Category: France

Pablo Dávalos: Indian Ocean: “Open Regionalism” or Naked Militarism?

There were more defence and security analysts from think tank organisations than trade and business representatives. The Australian High Commissioner to India who inaugurated the conference did not try to hide behind any faade when she stated the Indian Ocean regional was strategically important to Australia as it carried over 90 percent of the countrys Read more…

avatar
Howard Zinn: Veterans Day

Veterans Day used to be called Armistice Day, because it was November 11, 1918, at 11 AM – the eleventh hour of the eleventh day of the eleventh month, that the first World War came to an end. It would be good to remember a few things about that war as this country is about Read more…

avatar
Site Administrator: The Irony of French Elections:

French presidential elections are vastly more democratic than the American system. The first round allows anyone who can get endorsement from 500 of France’s 36,000 mayors (any small village will do) to be an official candidate. All get free television time. This allows a range of political expression and the emergence of new political currents, Read more…

avatar
Boris Kagarlitsky: A French Lesson

No-one was particularly excited about the presidential elections in France. The differences between the leading candidates were so minuscule that the victory of one or the other could have significance only for the candidate himself and for people who were hoping to be appointed to the administration. Then when France finally went to the polls, Read more…

avatar
Judy Rebick: French Election Has Lessons For Us All

The results of the French Presidential election are the latest, and perhaps most significant sign, that the shifts in global politics following September 11 are much greater than anyone on the left predicted. The failure of the French left to move to the second round in a run off election for the first time since Read more…

avatar
Vijay Prashad: Shooting Stars

Nuclear Force treaty (where the Soviets had to eliminate 1280 warheads, while the US had to remove only 429), but also by the USSR’s massive display of concessions at the 1986 Reykjavik summit between Gorbachev and Reagan (not to speak of Gorbachev’s January 1986 proposal to eliminate all nuclear weapons by the year 2000). Gorbachev’s Read more…

avatar
Tariq Ali: New Labour, New Bombs

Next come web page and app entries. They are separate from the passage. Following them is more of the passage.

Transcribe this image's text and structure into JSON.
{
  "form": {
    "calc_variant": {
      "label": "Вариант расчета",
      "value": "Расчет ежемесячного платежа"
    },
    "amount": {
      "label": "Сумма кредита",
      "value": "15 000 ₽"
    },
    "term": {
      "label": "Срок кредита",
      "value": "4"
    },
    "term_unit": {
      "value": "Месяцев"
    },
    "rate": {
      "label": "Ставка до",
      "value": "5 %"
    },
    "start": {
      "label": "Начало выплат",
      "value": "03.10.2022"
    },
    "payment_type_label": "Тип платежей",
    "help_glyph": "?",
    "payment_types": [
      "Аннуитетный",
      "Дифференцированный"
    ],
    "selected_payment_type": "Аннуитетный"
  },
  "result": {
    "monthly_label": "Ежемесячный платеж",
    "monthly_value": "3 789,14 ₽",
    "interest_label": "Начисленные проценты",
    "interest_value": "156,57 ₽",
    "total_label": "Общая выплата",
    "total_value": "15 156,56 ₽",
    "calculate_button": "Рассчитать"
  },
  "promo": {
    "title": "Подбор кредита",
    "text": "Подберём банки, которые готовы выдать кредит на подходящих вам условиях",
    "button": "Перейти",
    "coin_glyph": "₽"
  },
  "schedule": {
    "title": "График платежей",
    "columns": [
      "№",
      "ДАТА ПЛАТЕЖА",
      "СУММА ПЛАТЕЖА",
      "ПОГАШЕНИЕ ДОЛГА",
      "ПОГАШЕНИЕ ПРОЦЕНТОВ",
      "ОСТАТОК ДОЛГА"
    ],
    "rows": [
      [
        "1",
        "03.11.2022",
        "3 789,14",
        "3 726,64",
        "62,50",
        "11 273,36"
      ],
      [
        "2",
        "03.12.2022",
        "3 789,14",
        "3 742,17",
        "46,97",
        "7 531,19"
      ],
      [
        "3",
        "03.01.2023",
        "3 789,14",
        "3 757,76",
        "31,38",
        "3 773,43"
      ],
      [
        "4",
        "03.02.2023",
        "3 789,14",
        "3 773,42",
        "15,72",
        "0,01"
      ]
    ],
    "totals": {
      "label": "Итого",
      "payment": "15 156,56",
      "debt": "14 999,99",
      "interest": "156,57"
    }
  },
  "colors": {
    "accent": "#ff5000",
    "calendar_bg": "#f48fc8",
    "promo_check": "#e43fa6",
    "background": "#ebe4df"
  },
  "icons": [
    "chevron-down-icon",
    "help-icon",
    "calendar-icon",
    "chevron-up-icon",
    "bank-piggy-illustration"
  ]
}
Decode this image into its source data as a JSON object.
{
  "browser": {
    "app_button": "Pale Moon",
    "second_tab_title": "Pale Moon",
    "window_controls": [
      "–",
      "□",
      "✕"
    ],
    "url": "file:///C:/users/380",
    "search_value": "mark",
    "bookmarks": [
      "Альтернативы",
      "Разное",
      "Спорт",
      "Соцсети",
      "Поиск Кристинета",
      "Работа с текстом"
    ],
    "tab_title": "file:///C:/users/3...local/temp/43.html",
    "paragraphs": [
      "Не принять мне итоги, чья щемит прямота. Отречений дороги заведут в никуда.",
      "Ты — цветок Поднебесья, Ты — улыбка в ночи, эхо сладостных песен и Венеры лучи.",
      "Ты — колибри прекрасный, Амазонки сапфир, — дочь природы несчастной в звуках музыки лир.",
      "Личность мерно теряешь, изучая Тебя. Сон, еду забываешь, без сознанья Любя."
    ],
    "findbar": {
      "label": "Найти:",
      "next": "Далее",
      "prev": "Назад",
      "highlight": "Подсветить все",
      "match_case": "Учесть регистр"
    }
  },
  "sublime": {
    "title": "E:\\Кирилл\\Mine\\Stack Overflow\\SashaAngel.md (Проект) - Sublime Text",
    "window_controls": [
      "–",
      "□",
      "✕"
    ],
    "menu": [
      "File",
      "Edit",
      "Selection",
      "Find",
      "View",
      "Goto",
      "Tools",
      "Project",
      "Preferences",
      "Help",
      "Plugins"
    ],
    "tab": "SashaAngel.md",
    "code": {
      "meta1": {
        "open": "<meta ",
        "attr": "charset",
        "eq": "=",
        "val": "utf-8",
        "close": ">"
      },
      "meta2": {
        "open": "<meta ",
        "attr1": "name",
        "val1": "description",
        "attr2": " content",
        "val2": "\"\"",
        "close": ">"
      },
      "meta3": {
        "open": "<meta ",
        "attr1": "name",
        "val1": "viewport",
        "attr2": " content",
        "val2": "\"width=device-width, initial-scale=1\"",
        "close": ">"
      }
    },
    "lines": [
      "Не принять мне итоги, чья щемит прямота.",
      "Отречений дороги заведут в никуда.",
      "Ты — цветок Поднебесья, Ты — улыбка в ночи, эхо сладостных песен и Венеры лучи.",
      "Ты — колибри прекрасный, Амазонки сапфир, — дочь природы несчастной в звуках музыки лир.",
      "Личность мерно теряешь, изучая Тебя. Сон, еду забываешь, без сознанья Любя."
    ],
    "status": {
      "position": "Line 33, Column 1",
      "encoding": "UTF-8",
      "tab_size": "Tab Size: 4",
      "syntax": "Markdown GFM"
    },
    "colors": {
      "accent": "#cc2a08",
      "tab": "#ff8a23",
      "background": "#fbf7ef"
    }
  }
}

Tariq Ali As the future ripens in the past, so the past rots in the present. American leaders have long been used to treating the cracked British vase as a pisspot, but Attlee and Wilson, while dutifully kissing ass in the White House, did, at least, attempt to restrict and restrain the United States, albeit Read more…

avatar
Robert Jensen: Even Now We Lie To Ourselves About Vietnam

Robert Jensen Bill Clinton has always been keen on apologizing, for himself and on behalf of the nation. He has apologized not only for a sex scandal, but for U.S. support of repression in Guatemala and for slavery. One might contest the motivation for, or the phrasing of, the apologies — Were they offered for Read more…

avatar
Danny Schechter: The News Dissector In Berlin: Media Mergers And Personal Memories

Danny Schechter In my travels to the "Old World," I often discover how "old" some of my own ideas are. In Berlin last week to speak at a media conference, I learned about Tobias Peucer who, as a student at the University of Leipzig, wrote what may have been the world’s first media analysis 310 Read more…

Sandy Carter: Kazan and the Oscars and Us

Despite all the controversy stirred by the decision of the Academy of Motion Picture Arts and Sciences to give director Elia Kazan an honorary Oscar for Lifetime Achievement, Sunday’s 71st Academy Awards ceremony passed with no disruption and little commentary. With the Academy controlled cameras showing only quick and partial glimpses of the audience, and Read more…

1 41 42 43
Skip to toolbar